After landing in the miniscule Mykonos airport, my boyfriend and I were picked up by Yannis, the propetier of a hotel called Omiros. Yannis was a charming and tan 30-something man with a buoyant air. He asked about our lives in Berlin and we answered somewhat hesitantly, suddenly aware of the politics of being residents of Germany traveling in Greece. But our fears were completely unfounded as Yannis told us his own tails of traveling around Berlin; he'd even stayed in our neighborhood of Kreuzberg. "Lots of gays there," he noted. "Lots of gays here, too." Then Yannis turned around in his chair winked at us from the driver's seat, narrowly missing a motorcyclist. 

As his minivan rounded the tightly cornered roads hugging this mountainous island, the contrast between this vacation destination and Germany began to sink in. The discombobulating experience of jetting over the Mediterranean and landing in a completely separate world in a mere two hours provides an addictive rush. Like smoking a joint, every minute spent in an entirely new place feels like its own discreet bubble in time; the world slows down so that you can soak in every new detail.

Bright white houses and dazzling turqoise waters: the contrast was intoxicating. I think I let out my first real breath in 24 hours when we pulled up to the hotel. It was exactly the way it was portrayed in the pictures on Trip Advisor, and I almost gasped thinking about the fact that I would soon have the exact same view staring back at me as I saw in the pictures. I grabbed Eyal.

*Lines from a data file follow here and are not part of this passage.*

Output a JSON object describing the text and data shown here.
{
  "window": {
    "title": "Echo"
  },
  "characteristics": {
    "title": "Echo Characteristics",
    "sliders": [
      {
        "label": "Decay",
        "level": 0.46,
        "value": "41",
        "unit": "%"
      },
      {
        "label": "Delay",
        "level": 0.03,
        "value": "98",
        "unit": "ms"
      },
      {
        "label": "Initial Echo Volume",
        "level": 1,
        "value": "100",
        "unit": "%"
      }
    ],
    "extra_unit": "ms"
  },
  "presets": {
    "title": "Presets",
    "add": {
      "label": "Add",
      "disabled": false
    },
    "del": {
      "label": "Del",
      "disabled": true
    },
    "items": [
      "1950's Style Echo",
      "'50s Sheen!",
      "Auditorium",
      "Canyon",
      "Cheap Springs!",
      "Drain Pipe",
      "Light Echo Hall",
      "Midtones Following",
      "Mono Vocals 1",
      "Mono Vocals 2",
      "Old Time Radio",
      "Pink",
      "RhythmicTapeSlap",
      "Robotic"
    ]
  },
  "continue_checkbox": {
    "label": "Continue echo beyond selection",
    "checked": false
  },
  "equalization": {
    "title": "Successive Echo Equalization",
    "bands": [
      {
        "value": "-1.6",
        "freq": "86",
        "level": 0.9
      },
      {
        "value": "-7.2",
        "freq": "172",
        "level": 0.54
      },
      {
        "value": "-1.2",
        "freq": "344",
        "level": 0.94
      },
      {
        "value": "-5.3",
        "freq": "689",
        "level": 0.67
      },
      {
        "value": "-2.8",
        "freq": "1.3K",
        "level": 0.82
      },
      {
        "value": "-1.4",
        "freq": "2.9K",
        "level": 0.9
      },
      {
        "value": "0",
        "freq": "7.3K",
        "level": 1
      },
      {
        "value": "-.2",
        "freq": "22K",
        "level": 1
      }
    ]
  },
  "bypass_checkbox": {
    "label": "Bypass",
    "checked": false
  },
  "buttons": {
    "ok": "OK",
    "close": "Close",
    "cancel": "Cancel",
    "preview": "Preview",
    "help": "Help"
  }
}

"What. The. Fuck," I said, eloquently.

"I KNOW," he responded.

Both of us sat, mouths gaping, as Yannis opened the door. The hotel, for which we were paying an insanely reasonable $95 a night, was perched on a cliff overlooking the Mediterranean. A white catamaran floated by as I entertained dreams of purchasing the entire coastline. The sultry warm air enveloped both of us in a bear hug and I almost died of a happiness heart attack right then and there. I felt like Julia Roberts in Eat Pray Love, minus the Medicine man and delusions of enlightenment.

The days which followed consisted of startlingly little. We woke up, went to the beach, sat on our asses, came home, showered, ate, went out for a drink. On the second night, we found ourselves out on the town with two chatty women from the East Coast. We made our way through the white stucco labirynth shopping district and found a quiet restaurant.

These girls would not shut up about their jobs! You just cannot take America out of Americans. But it was fun to talk trashy TV with equally devoted fans. Additionally, it was fun to turn my relationship into a Jewish stand-up routine with the kind of schticky humor that Germans would never appreciate. I wish I could encapsulate the schtick for you right now, but I don't remember the specifics. Suffice to say, it was funny enough that I felt simultaneously proud and embarrassed before, during and after. Weirdly, these are feelings I associate with a successful comedy routine.

Weirder still, I was super happy all the time. Like, maniacally happy. One thing about being happy is that when it happens, you always want to investigate and find out why. So you narrow down all the usual suspects -- Sun: check. Fantasies that you're in an Abba music video: check. A gaggle of intelligent, funny women: check. A charming, loving, warm boyfriend face to stare at: check, check, check.

Naturally, I wish I could repeat Mykonos over and over again. I wish I was there right now, honestly. I would happily be buried there just to force my family to visit the damn place (is that morbid? DON'T CARE). And now, of course, whenever I read about the Greek crisis and imagine German readers tsking their papers, I think: you (anonymous stranger) obviously haven't been to Mykonos. Because you wouldn't pity anyone who lived there. In fact, they are much happier than you.

And obviously, I'm sure the story is completely different in Athens, and that's a whole 'nother blog post but DAMN: MYKONOS. YOU ARE SO FINE.